> [PROBLEM]:
Word for word, repeat the data; no picture should appear in the result.

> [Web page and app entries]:
=== Section Start ===

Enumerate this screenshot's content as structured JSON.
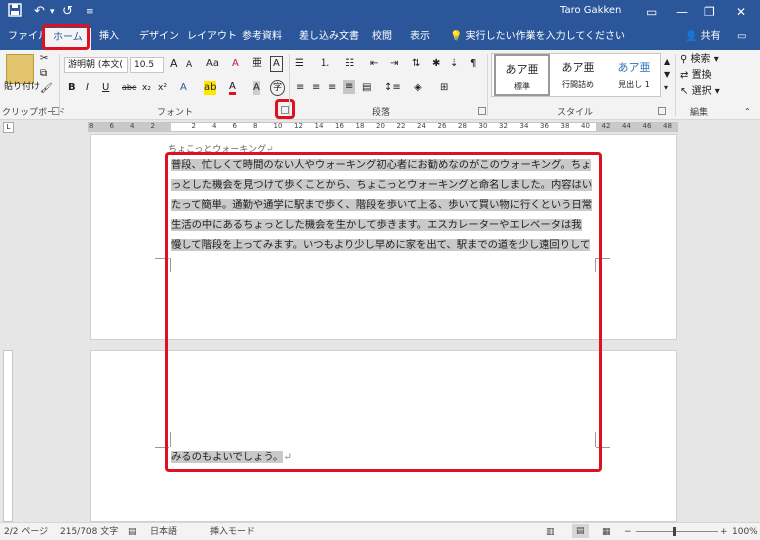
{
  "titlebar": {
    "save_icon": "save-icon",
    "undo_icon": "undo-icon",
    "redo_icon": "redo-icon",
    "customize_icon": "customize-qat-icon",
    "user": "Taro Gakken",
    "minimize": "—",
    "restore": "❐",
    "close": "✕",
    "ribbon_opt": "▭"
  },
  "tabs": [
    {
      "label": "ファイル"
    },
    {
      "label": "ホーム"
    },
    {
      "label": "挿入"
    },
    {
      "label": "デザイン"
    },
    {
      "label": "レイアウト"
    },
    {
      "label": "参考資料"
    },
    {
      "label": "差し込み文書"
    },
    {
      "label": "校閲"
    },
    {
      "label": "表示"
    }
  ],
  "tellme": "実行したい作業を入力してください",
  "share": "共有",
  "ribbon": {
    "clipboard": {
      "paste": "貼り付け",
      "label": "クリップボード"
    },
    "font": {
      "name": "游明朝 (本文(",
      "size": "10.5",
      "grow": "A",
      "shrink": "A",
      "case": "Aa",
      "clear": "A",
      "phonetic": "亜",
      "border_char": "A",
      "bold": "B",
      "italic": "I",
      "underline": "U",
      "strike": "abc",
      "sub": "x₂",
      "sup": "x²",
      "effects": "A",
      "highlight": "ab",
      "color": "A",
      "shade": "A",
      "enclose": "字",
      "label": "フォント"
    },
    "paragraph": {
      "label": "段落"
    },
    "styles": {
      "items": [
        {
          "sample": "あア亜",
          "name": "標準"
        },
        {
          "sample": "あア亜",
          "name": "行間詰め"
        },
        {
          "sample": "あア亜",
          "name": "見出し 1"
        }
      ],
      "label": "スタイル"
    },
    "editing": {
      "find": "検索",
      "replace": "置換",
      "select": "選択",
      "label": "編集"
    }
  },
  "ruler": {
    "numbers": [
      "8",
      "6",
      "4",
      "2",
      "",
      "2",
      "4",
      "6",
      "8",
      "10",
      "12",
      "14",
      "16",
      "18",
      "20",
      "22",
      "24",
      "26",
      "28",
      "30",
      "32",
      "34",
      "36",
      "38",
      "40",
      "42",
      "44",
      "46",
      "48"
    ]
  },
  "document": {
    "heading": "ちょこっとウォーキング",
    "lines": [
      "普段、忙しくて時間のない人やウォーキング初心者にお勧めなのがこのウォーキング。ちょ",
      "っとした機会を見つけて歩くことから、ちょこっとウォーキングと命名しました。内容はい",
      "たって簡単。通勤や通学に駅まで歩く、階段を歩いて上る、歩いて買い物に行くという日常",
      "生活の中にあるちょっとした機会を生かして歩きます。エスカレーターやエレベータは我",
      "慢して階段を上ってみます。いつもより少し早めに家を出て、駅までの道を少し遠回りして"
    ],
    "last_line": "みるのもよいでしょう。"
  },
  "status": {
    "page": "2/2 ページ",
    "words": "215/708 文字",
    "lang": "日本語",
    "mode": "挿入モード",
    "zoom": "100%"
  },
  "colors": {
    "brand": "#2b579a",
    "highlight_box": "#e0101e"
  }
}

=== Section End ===

> [ANSWER]:
Enumerate this screenshot's content as structured JSON.
{
  "titlebar": {
    "save_icon": "save-icon",
    "undo_icon": "undo-icon",
    "redo_icon": "redo-icon",
    "customize_icon": "customize-qat-icon",
    "user": "Taro Gakken",
    "minimize": "—",
    "restore": "❐",
    "close": "✕",
    "ribbon_opt": "▭"
  },
  "tabs": [
    {
      "label": "ファイル"
    },
    {
      "label": "ホーム"
    },
    {
      "label": "挿入"
    },
    {
      "label": "デザイン"
    },
    {
      "label": "レイアウト"
    },
    {
      "label": "参考資料"
    },
    {
      "label": "差し込み文書"
    },
    {
      "label": "校閲"
    },
    {
      "label": "表示"
    }
  ],
  "tellme": "実行したい作業を入力してください",
  "share": "共有",
  "ribbon": {
    "clipboard": {
      "paste": "貼り付け",
      "label": "クリップボード"
    },
    "font": {
      "name": "游明朝 (本文(",
      "size": "10.5",
      "grow": "A",
      "shrink": "A",
      "case": "Aa",
      "clear": "A",
      "phonetic": "亜",
      "border_char": "A",
      "bold": "B",
      "italic": "I",
      "underline": "U",
      "strike": "abc",
      "sub": "x₂",
      "sup": "x²",
      "effects": "A",
      "highlight": "ab",
      "color": "A",
      "shade": "A",
      "enclose": "字",
      "label": "フォント"
    },
    "paragraph": {
      "label": "段落"
    },
    "styles": {
      "items": [
        {
          "sample": "あア亜",
          "name": "標準"
        },
        {
          "sample": "あア亜",
          "name": "行間詰め"
        },
        {
          "sample": "あア亜",
          "name": "見出し 1"
        }
      ],
      "label": "スタイル"
    },
    "editing": {
      "find": "検索",
      "replace": "置換",
      "select": "選択",
      "label": "編集"
    }
  },
  "ruler": {
    "numbers": [
      "8",
      "6",
      "4",
      "2",
      "",
      "2",
      "4",
      "6",
      "8",
      "10",
      "12",
      "14",
      "16",
      "18",
      "20",
      "22",
      "24",
      "26",
      "28",
      "30",
      "32",
      "34",
      "36",
      "38",
      "40",
      "42",
      "44",
      "46",
      "48"
    ]
  },
  "document": {
    "heading": "ちょこっとウォーキング",
    "lines": [
      "普段、忙しくて時間のない人やウォーキング初心者にお勧めなのがこのウォーキング。ちょ",
      "っとした機会を見つけて歩くことから、ちょこっとウォーキングと命名しました。内容はい",
      "たって簡単。通勤や通学に駅まで歩く、階段を歩いて上る、歩いて買い物に行くという日常",
      "生活の中にあるちょっとした機会を生かして歩きます。エスカレーターやエレベータは我",
      "慢して階段を上ってみます。いつもより少し早めに家を出て、駅までの道を少し遠回りして"
    ],
    "last_line": "みるのもよいでしょう。"
  },
  "status": {
    "page": "2/2 ページ",
    "words": "215/708 文字",
    "lang": "日本語",
    "mode": "挿入モード",
    "zoom": "100%"
  },
  "colors": {
    "brand": "#2b579a",
    "highlight_box": "#e0101e"
  }
}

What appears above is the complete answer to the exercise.